After a year without a presidential interview featured on the Super Bowl pre-game show, that trend is resuming for Sunday’s Super Bowl LIII. Former U.S. presidents George W. Bush and Barack Obama regularly gave interviews featured on pre-game coverage, and current president Donald Trump did that in 2017 when the game aired on Fox, but Trump opted not to give an interview to NBC around last year’s Super Bowl. CNN’s Brian Stelter reports that Trump has agreed to do a Super Bowl interview with CBS this year, though.
That interview will be with Margaret Brennan (moderator of Face The Nation), and it will be pre-taped on Friday. Some of it will appear on Brennan’s show Sunday morning (10:30 to 11:30 a.m. Eastern), with other portions appearing during the actual pre-game coverage (which will start at 11:30 a.m. Eastern at the conclusion of Brennan’s show). There could be some interesting transitions there; Brennan’s show will be live from Atlanta as part of CBS News’ Super Bowl coverage, and will include interviews with “James Brown and other correspondents and newsmakers to discuss the game and current events,” so there’s going to be plenty of Super Bowl talk there too. But that’s still a politics-focused show, and one that’s not officially part of the pre-game lineup. And depending on what this Trump interview winds up being about, it could go a long way from Super Bowl chatter and could make for an awkward shift back to pre-game coverage.
That might be even more obvious when it comes to airing portions of this interview during the actual pre-game show. It makes sense for CBS to do some of that; the pre-game show proper will presumably pull in more viewers, and as mentioned above, there’s a tradition of showing presidential interviews during the pre-game. (And CBS has even done this before with Trump apart from the Super Bowl, running a long in-booth interview with him during the 2016 Army-Navy game when he was president-elect.) But if the chosen segments aren’t about football, that carries some blowback potential from viewers hoping to just see discussion of the game. (And there could be controversial remarks about football, too, especially if the conversation touches on kneeling players.)
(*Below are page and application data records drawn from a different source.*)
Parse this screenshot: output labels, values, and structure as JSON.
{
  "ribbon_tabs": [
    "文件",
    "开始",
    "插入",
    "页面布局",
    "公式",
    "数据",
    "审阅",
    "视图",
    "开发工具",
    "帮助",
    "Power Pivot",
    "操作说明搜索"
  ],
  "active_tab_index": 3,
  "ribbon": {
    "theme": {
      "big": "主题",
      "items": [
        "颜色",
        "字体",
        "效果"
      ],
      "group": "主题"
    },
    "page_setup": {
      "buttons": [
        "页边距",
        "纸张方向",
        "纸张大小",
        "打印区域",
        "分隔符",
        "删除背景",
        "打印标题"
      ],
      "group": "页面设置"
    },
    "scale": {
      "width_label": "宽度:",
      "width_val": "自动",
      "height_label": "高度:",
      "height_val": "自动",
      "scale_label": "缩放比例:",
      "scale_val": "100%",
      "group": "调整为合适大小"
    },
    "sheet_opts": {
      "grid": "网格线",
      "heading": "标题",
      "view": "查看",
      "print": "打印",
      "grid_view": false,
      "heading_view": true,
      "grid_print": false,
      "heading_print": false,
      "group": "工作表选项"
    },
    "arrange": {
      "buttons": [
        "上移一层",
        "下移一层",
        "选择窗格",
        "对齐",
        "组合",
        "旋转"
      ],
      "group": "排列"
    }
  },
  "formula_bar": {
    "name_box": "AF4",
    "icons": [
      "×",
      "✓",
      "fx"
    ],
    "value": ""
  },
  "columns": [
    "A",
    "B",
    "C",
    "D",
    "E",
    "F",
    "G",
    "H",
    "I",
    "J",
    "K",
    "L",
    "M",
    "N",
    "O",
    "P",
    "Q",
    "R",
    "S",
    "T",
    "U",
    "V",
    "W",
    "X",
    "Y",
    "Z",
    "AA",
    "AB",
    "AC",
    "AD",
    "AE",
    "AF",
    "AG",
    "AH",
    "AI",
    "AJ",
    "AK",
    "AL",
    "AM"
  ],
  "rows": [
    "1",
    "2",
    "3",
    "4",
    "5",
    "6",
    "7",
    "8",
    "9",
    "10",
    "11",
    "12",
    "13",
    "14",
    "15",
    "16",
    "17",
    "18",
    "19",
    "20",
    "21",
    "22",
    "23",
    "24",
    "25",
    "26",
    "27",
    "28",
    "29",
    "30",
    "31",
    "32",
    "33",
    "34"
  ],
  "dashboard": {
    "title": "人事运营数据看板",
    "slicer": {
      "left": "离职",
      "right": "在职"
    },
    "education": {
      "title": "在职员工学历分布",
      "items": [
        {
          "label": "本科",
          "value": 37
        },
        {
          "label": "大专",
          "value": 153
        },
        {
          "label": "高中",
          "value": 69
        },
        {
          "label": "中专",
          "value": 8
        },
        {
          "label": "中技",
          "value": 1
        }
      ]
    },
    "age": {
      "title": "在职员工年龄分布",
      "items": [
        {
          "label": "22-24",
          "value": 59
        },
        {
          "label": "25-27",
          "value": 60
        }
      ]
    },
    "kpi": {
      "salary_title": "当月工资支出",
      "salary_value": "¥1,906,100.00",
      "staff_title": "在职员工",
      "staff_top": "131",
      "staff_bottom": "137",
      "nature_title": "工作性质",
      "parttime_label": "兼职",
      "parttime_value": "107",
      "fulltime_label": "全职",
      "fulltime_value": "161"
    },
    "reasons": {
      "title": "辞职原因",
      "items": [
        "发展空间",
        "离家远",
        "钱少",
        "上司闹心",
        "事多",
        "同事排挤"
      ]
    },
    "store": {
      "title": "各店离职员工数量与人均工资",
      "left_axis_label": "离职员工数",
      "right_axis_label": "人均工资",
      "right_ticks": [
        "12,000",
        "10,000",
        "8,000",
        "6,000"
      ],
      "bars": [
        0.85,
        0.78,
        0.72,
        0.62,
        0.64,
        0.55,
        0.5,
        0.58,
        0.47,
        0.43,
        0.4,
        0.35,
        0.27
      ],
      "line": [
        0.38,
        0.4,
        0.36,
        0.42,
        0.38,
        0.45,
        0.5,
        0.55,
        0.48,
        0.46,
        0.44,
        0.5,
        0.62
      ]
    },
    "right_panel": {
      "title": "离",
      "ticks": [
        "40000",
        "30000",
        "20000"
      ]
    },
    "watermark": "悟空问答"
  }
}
It’s notable that the airing of this interview comes just two days before the State of the Union speech that Trump will deliver next Tuesday night, too, which will likely be carried by the broadcast networks (and the cable news networks). So there will be plenty of Trump comments on TV over the next week, which is also interesting considering that he’s rarely given interviews to TV news outlets other than Fox News. The State of the Union may have less of a sports impact, though, as the broadcast networks don’t have any sports programming that night; the largest possible connection is decreased audience for college basketball games like Kansas-Kansas State (on ESPN) or NBA games like Rockets-Raptors and Celtics-Warriors (the TNT doubleheader) from people watching the speech and analysis afterwards.
It will be interesting to see what questions Brennan asks in this pre-Super Bowl interview, what Trump says in response, and how CBS decides to use the footage. We’ll see just how much of it winds up making its way into the pre-game show proper, and how viewers react to it. But it’s notable to see a presidential pre-game interview return after a year off.